Taido’s merits have been noted in both the Japanese press and the television broadcasting networks as a martial art having “philosophical depth” and “creativity”.
It has been deemed the martial art of “the 21st century”. Dr. Seiken Shukumine, former Grand Master of the Japan Gensei-school of karate, realized the shortcomings in the unscientific approach taken previous martial arts and decided to develop a new martial art that was both scientific and relevant in the context of the modern world.
For thirty years he underwent rigorous training and research in the theory of martial arts and based upon the results, he created the three dimensional art which he called Taido.
Taido is not a martial art which moves along a one dimensional line in executing punching or kicking techniques but one whose techniques are delivered by changing the body axis and balance.
It is also characterized by the use of elaborate footwork in changing the angle of attack and by the use of one’s entire body in the martial art.
Taido, moreover, is not simply a sport as many forms of karate have become, but also involves a special type of training which requires a tremendous amount of self-discipline in terms of spiritual concentration.
The essence of Taido lies not in the techniques of the art itself but in the utilization of the training acquired in Taido for the development and benefit of both self and society Taido’s techniques are designed with a dual purpose in mind. Not only are they used for one’s personal defense but they play an important role in keeping one’s internal organ’s in a healthy state of being.
Based upon the theories subscribed to in the medical art of acupuncture, Taido has studied the effect of the angle of body movement upon the internal organs of the body. There are Hokei ( a systemized routine of techniques and movements) in Taido which improve the students offensive and defensive techniques for external development and their health. Taido also strongly emphasizes the breathing techniques which are required in this art.
The utilization of these breathing techniques shows the uniqueness of Taido with respect to other martial arts. Taido’s techniques have been developed so that both men and women, young and old, can practice this art without respect to their physical development or conditioning.
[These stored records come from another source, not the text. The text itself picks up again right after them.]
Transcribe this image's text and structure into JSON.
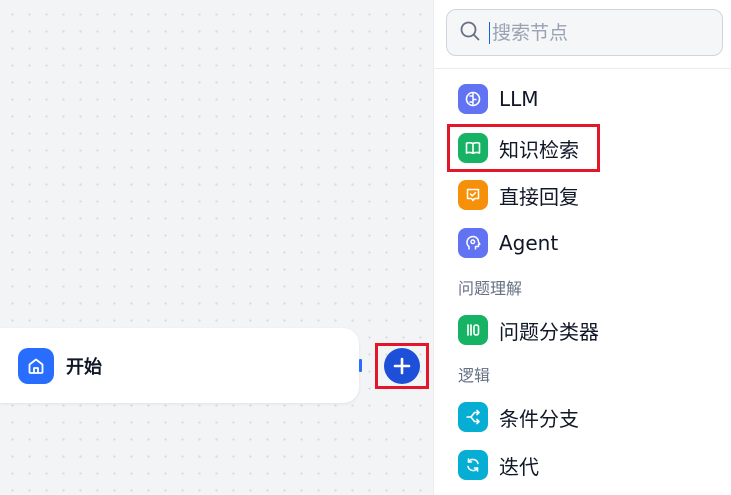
{
  "canvas": {
    "start_node": {
      "label": "开始",
      "icon": "home-icon",
      "icon_color": "#296dff"
    },
    "add_button": {
      "icon": "plus-icon",
      "color": "#1d4fd8"
    }
  },
  "panel": {
    "search": {
      "placeholder": "搜索节点",
      "value": ""
    },
    "items": [
      {
        "label": "LLM",
        "icon": "brain-icon",
        "color": "#6172f3"
      },
      {
        "label": "知识检索",
        "icon": "book-icon",
        "color": "#16b364"
      },
      {
        "label": "直接回复",
        "icon": "message-check-icon",
        "color": "#f79009"
      },
      {
        "label": "Agent",
        "icon": "agent-head-icon",
        "color": "#6172f3"
      }
    ],
    "sections": [
      {
        "title": "问题理解",
        "items": [
          {
            "label": "问题分类器",
            "icon": "classifier-icon",
            "color": "#16b364"
          }
        ]
      },
      {
        "title": "逻辑",
        "items": [
          {
            "label": "条件分支",
            "icon": "branch-icon",
            "color": "#06aed4"
          },
          {
            "label": "迭代",
            "icon": "loop-icon",
            "color": "#06aed4"
          }
        ]
      }
    ]
  },
  "highlight_color": "#e3162a"
}
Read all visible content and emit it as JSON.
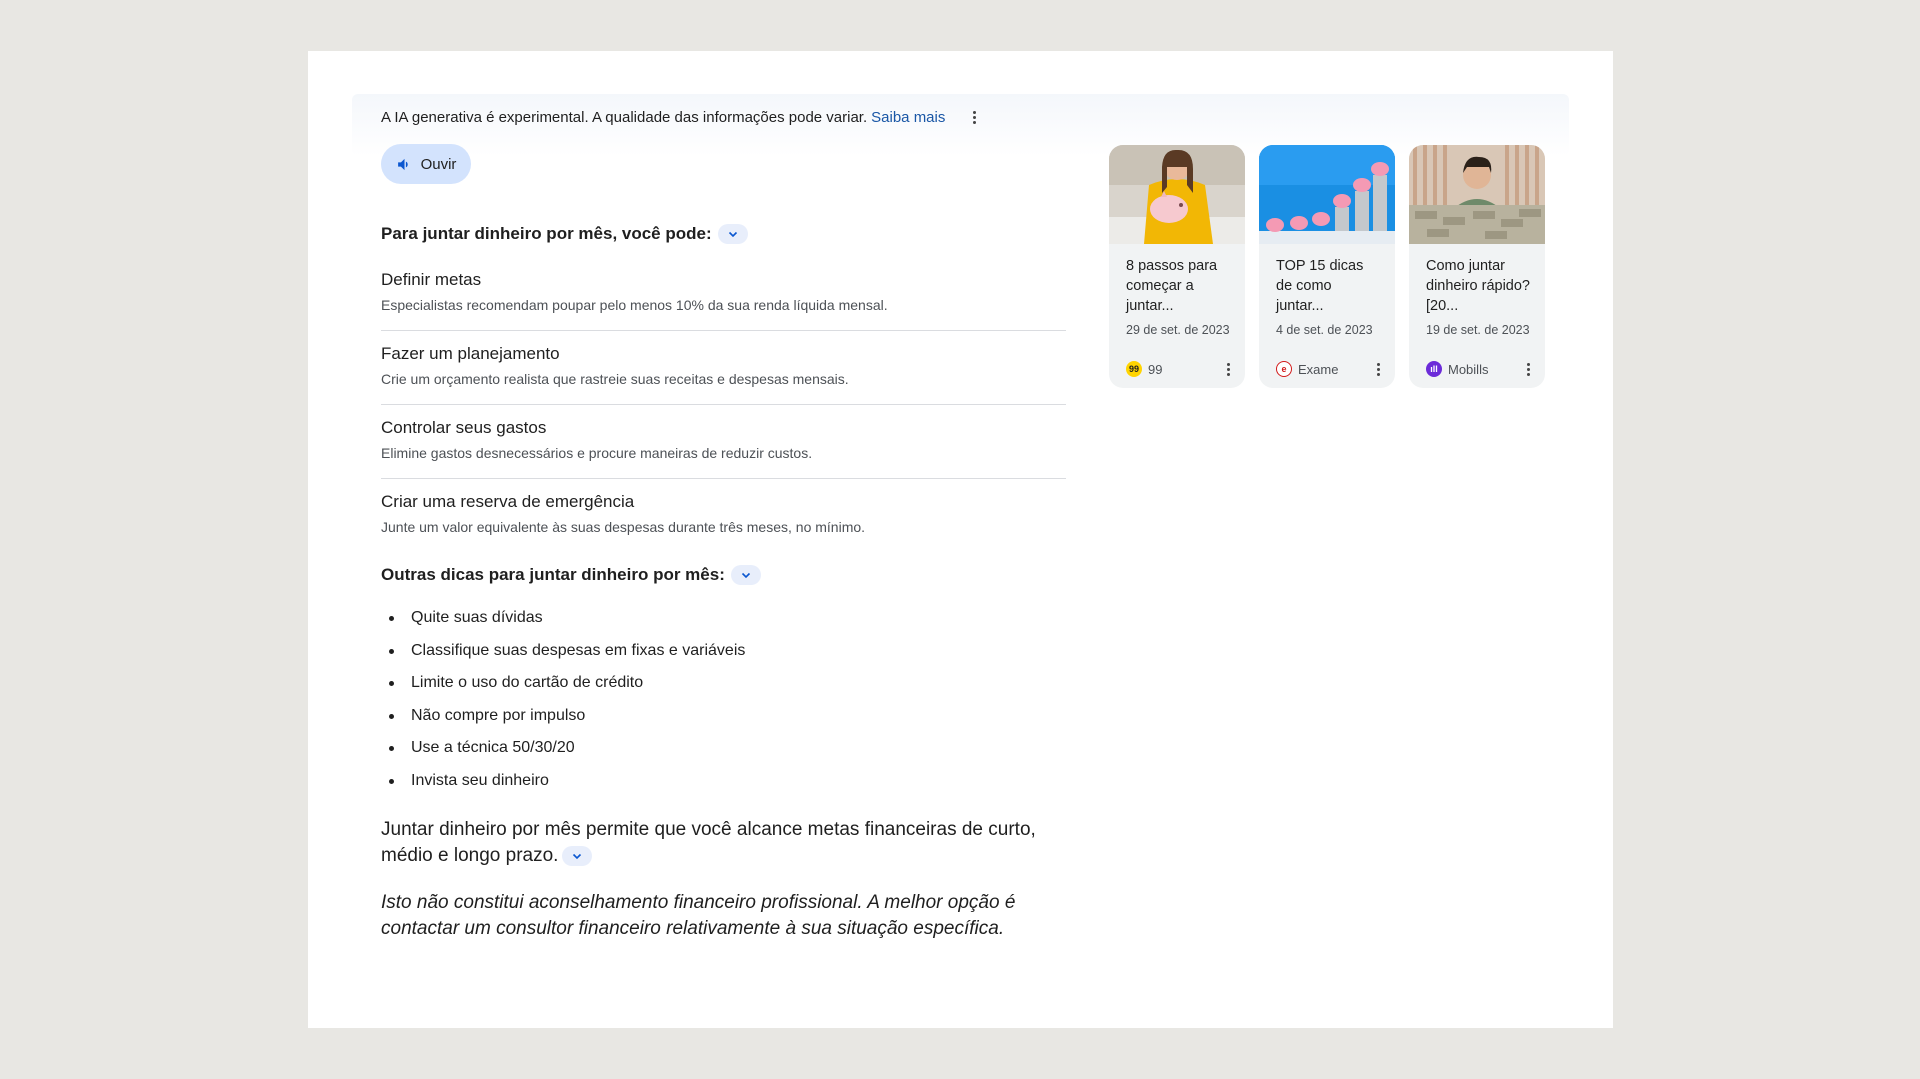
{
  "ai_notice": {
    "text": "A IA generativa é experimental. A qualidade das informações pode variar.",
    "learn_more": "Saiba mais"
  },
  "listen_button": {
    "label": "Ouvir"
  },
  "section1": {
    "heading": "Para juntar dinheiro por mês, você pode:",
    "steps": [
      {
        "title": "Definir metas",
        "desc": "Especialistas recomendam poupar pelo menos 10% da sua renda líquida mensal."
      },
      {
        "title": "Fazer um planejamento",
        "desc": "Crie um orçamento realista que rastreie suas receitas e despesas mensais."
      },
      {
        "title": "Controlar seus gastos",
        "desc": "Elimine gastos desnecessários e procure maneiras de reduzir custos."
      },
      {
        "title": "Criar uma reserva de emergência",
        "desc": "Junte um valor equivalente às suas despesas durante três meses, no mínimo."
      }
    ]
  },
  "section2": {
    "heading": "Outras dicas para juntar dinheiro por mês:",
    "tips": [
      "Quite suas dívidas",
      "Classifique suas despesas em fixas e variáveis",
      "Limite o uso do cartão de crédito",
      "Não compre por impulso",
      "Use a técnica 50/30/20",
      "Invista seu dinheiro"
    ]
  },
  "summary": "Juntar dinheiro por mês permite que você alcance metas financeiras de curto, médio e longo prazo.",
  "disclaimer": "Isto não constitui aconselhamento financeiro profissional. A melhor opção é contactar um consultor financeiro relativamente à sua situação específica.",
  "sources": [
    {
      "title": "8 passos para começar a juntar...",
      "date": "29 de set. de 2023",
      "source": "99",
      "logo_text": "99",
      "logo_bg": "#ffd400",
      "logo_fg": "#1f1f1f"
    },
    {
      "title": "TOP 15 dicas de como juntar...",
      "date": "4 de set. de 2023",
      "source": "Exame",
      "logo_text": "e",
      "logo_bg": "#ffffff",
      "logo_fg": "#d21b1b"
    },
    {
      "title": "Como juntar dinheiro rápido? [20...",
      "date": "19 de set. de 2023",
      "source": "Mobills",
      "logo_text": "ıll",
      "logo_bg": "#6c2bd9",
      "logo_fg": "#ffffff"
    }
  ],
  "colors": {
    "accent_link": "#1a57a6",
    "chip_bg": "#d3e3fd",
    "card_bg": "#f1f3f4"
  }
}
Currently there are Taido Associations in Japan, Finland, Sweden, France, Netherlands and Australia.You might also like: